App and web page records
-----

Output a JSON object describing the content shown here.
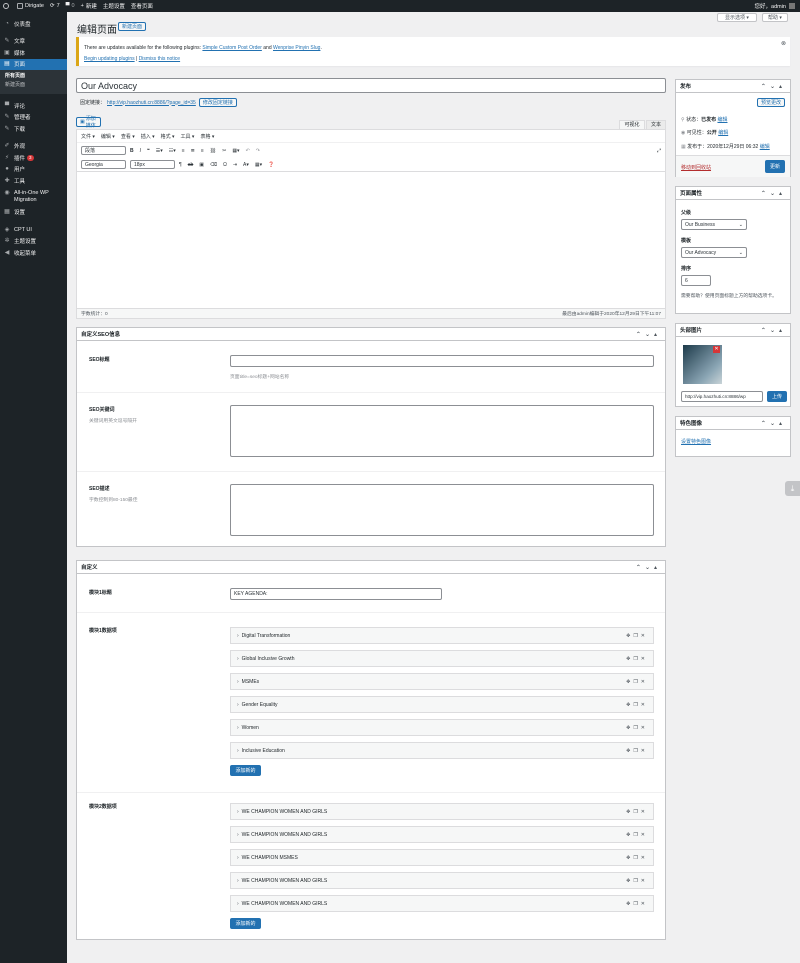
{
  "adminbar": {
    "site": "Dirigate",
    "updates": "7",
    "comments": "0",
    "new": "新建",
    "theme_settings": "主题设置",
    "view_page": "查看页面",
    "howdy": "您好，admin"
  },
  "sidebar": {
    "items": [
      {
        "label": "仪表盘",
        "icon": "dashboard-icon"
      },
      {
        "label": "文章",
        "icon": "pin-icon"
      },
      {
        "label": "媒体",
        "icon": "media-icon"
      },
      {
        "label": "页面",
        "icon": "page-icon"
      },
      {
        "label": "评论",
        "icon": "comment-icon"
      },
      {
        "label": "管理者",
        "icon": "pin-icon"
      },
      {
        "label": "下载",
        "icon": "pin-icon"
      },
      {
        "label": "外观",
        "icon": "brush-icon"
      },
      {
        "label": "插件",
        "icon": "plugin-icon",
        "badge": "3"
      },
      {
        "label": "用户",
        "icon": "user-icon"
      },
      {
        "label": "工具",
        "icon": "wrench-icon"
      },
      {
        "label": "All-in-One WP Migration",
        "icon": "migration-icon"
      },
      {
        "label": "设置",
        "icon": "settings-icon"
      },
      {
        "label": "CPT UI",
        "icon": "cpt-icon"
      },
      {
        "label": "主题设置",
        "icon": "gear-icon"
      },
      {
        "label": "收起菜单",
        "icon": "collapse-icon"
      }
    ],
    "submenu": [
      "所有页面",
      "新建页面"
    ]
  },
  "screen_options": "显示选项 ▾",
  "help": "帮助 ▾",
  "page_title": "编辑页面",
  "new_page_btn": "新建页面",
  "notice": {
    "text1": "There are updates available for the following plugins: ",
    "plugin1": "Simple Custom Post Order",
    "and": " and ",
    "plugin2": "Wenprise Pinyin Slug",
    "dot": ".",
    "link1": "Begin updating plugins",
    "sep": " | ",
    "link2": "Dismiss this notice"
  },
  "post_title": "Our Advocacy",
  "permalink": {
    "label": "固定链接：",
    "url": "http://vip.haozhuti.cn:8886/?page_id=35",
    "btn": "修改固定链接"
  },
  "editor": {
    "add_media": "添加媒体",
    "tab_visual": "可视化",
    "tab_text": "文本",
    "menu": [
      "文件 ▾",
      "编辑 ▾",
      "查看 ▾",
      "插入 ▾",
      "格式 ▾",
      "工具 ▾",
      "表格 ▾"
    ],
    "block": "段落",
    "font": "Georgia",
    "size": "18px",
    "word_count": "字数统计：0",
    "last_edit": "最后由admin编辑于2020年12月29日下午11:07"
  },
  "seo": {
    "title": "自定义SEO信息",
    "f1_label": "SEO标题",
    "f1_hint": "页面title=seo标题+网站名称",
    "f2_label": "SEO关键词",
    "f2_hint": "关键词用英文逗号隔开",
    "f3_label": "SEO描述",
    "f3_hint": "字数控制到80-150最佳"
  },
  "custom": {
    "title": "自定义",
    "m1_title_label": "模块1标题",
    "m1_title_value": "KEY AGENDA:",
    "m1_data_label": "模块1数据项",
    "m1_items": [
      "Digital Transformation",
      "Global Inclusive Growth",
      "MSMEs",
      "Gender Equality",
      "Women",
      "Inclusive Education"
    ],
    "add_new": "添加新的",
    "m2_data_label": "模块2数据项",
    "m2_items": [
      "WE CHAMPION WOMEN AND GIRLS",
      "WE CHAMPION WOMEN AND GIRLS",
      "WE CHAMPION MSMES",
      "WE CHAMPION WOMEN AND GIRLS",
      "WE CHAMPION WOMEN AND GIRLS"
    ]
  },
  "publish": {
    "title": "发布",
    "preview": "预览更改",
    "status_label": "状态：",
    "status": "已发布",
    "edit": "编辑",
    "visibility_label": "可见性：",
    "visibility": "公开",
    "published_label": "发布于：",
    "published": "2020年12月29日 06:32",
    "trash": "移动到回收站",
    "update": "更新"
  },
  "attributes": {
    "title": "页面属性",
    "parent_label": "父级",
    "parent": "Our Business",
    "template_label": "模板",
    "template": "Our Advocacy",
    "order_label": "排序",
    "order": "6",
    "help": "需要帮助？使用页面标题上方的帮助选项卡。"
  },
  "header_image": {
    "title": "头部图片",
    "url": "http://vip.haozhuti.cn:8886/wp",
    "upload": "上传"
  },
  "featured": {
    "title": "特色图像",
    "link": "设置特色图像"
  }
}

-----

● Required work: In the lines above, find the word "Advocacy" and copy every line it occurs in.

● Solution to the problem:
  "post_title": "Our Advocacy",
    "template": "Our Advocacy",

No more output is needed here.